## AIM OF THE EXERCISE
Should a line below contain the word "value", report it.

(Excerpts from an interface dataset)

--------------------------------

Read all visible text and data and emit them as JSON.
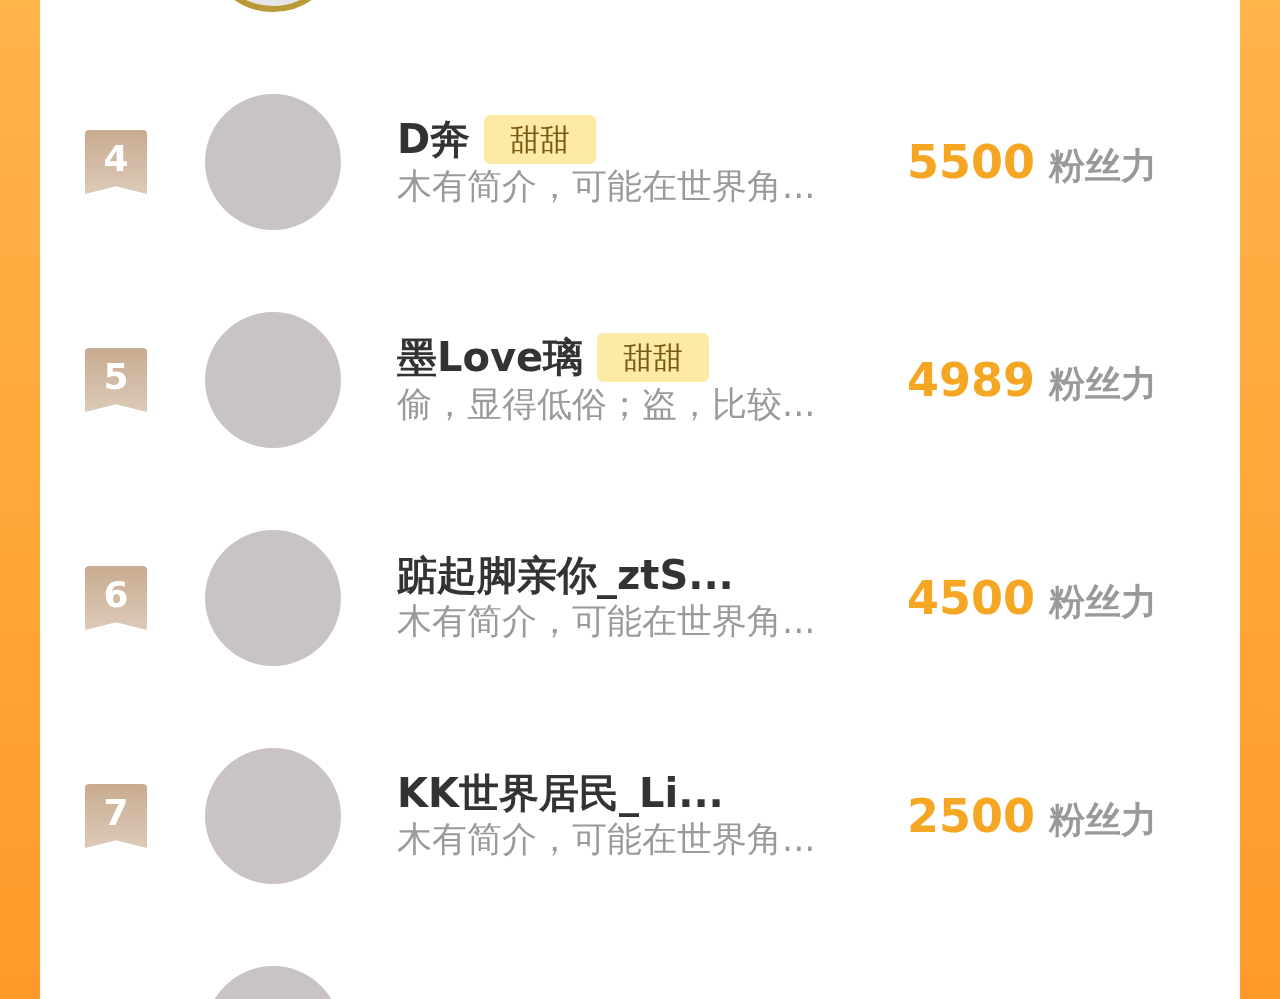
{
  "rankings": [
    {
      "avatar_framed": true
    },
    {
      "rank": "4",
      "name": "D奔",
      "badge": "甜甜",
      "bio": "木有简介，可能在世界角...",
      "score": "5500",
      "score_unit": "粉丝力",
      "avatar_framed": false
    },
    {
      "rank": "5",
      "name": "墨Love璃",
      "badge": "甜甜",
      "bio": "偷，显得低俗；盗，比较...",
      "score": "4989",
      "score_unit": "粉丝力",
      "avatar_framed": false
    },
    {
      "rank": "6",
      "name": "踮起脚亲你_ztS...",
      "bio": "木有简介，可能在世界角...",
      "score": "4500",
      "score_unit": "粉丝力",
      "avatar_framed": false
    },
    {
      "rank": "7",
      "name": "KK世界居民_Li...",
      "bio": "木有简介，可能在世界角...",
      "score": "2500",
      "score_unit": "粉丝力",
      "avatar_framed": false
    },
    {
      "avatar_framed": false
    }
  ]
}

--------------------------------

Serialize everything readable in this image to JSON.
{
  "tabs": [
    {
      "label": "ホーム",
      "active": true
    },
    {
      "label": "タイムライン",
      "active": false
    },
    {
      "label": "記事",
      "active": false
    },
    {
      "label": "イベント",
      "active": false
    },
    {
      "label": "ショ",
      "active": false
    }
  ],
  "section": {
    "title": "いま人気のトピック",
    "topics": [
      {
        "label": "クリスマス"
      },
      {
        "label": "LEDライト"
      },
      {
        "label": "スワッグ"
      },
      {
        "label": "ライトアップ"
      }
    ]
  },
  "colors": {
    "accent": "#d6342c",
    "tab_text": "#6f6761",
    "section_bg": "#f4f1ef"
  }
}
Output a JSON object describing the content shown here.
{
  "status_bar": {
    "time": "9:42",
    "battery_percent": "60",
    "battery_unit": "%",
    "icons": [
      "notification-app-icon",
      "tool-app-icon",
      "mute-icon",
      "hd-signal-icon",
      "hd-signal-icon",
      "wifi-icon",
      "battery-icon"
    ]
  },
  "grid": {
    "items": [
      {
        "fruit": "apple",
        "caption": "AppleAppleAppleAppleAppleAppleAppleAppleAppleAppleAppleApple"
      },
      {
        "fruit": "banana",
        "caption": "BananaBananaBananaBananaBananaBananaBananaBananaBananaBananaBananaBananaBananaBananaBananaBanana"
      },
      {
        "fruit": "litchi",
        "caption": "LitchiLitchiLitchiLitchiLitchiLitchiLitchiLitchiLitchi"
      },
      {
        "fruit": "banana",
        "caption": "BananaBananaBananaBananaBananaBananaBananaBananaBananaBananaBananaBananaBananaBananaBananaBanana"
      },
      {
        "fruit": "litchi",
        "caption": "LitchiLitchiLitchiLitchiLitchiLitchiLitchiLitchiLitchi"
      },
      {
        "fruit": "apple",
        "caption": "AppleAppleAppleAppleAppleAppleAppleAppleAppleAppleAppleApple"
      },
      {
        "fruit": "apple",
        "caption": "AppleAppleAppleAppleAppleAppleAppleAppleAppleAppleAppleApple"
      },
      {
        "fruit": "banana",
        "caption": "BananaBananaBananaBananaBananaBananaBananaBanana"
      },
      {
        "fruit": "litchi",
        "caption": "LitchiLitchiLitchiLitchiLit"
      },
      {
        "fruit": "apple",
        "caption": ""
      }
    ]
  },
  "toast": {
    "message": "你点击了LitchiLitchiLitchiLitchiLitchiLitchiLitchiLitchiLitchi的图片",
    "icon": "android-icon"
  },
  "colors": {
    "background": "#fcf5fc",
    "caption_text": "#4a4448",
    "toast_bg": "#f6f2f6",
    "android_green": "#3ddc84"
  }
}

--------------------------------

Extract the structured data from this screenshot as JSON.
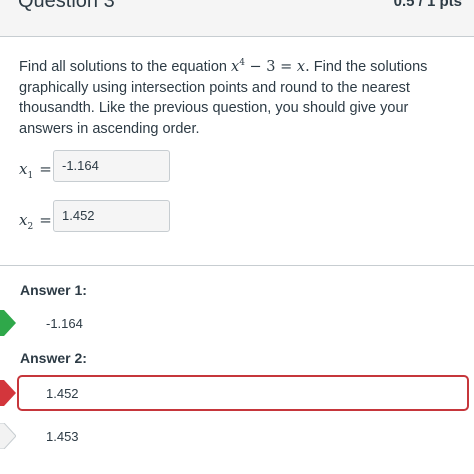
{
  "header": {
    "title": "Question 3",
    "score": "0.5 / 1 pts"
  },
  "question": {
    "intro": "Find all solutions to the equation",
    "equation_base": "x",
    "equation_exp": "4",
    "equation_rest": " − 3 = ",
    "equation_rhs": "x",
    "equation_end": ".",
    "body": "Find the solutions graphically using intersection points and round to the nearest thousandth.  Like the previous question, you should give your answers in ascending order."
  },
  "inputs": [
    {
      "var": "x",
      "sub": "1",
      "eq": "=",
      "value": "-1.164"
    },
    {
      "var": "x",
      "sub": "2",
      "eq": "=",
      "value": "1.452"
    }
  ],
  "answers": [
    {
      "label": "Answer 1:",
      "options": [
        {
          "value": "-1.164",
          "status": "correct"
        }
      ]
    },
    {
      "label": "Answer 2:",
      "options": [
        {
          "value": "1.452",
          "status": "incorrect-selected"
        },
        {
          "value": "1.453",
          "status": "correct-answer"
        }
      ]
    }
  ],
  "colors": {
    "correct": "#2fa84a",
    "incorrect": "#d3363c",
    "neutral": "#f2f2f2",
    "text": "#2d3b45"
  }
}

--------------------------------

## WRITTEN REPLY
      "value": "-1.164"
      "value": "1.452"
          "value": "-1.164",
          "value": "1.452",
          "value": "1.453",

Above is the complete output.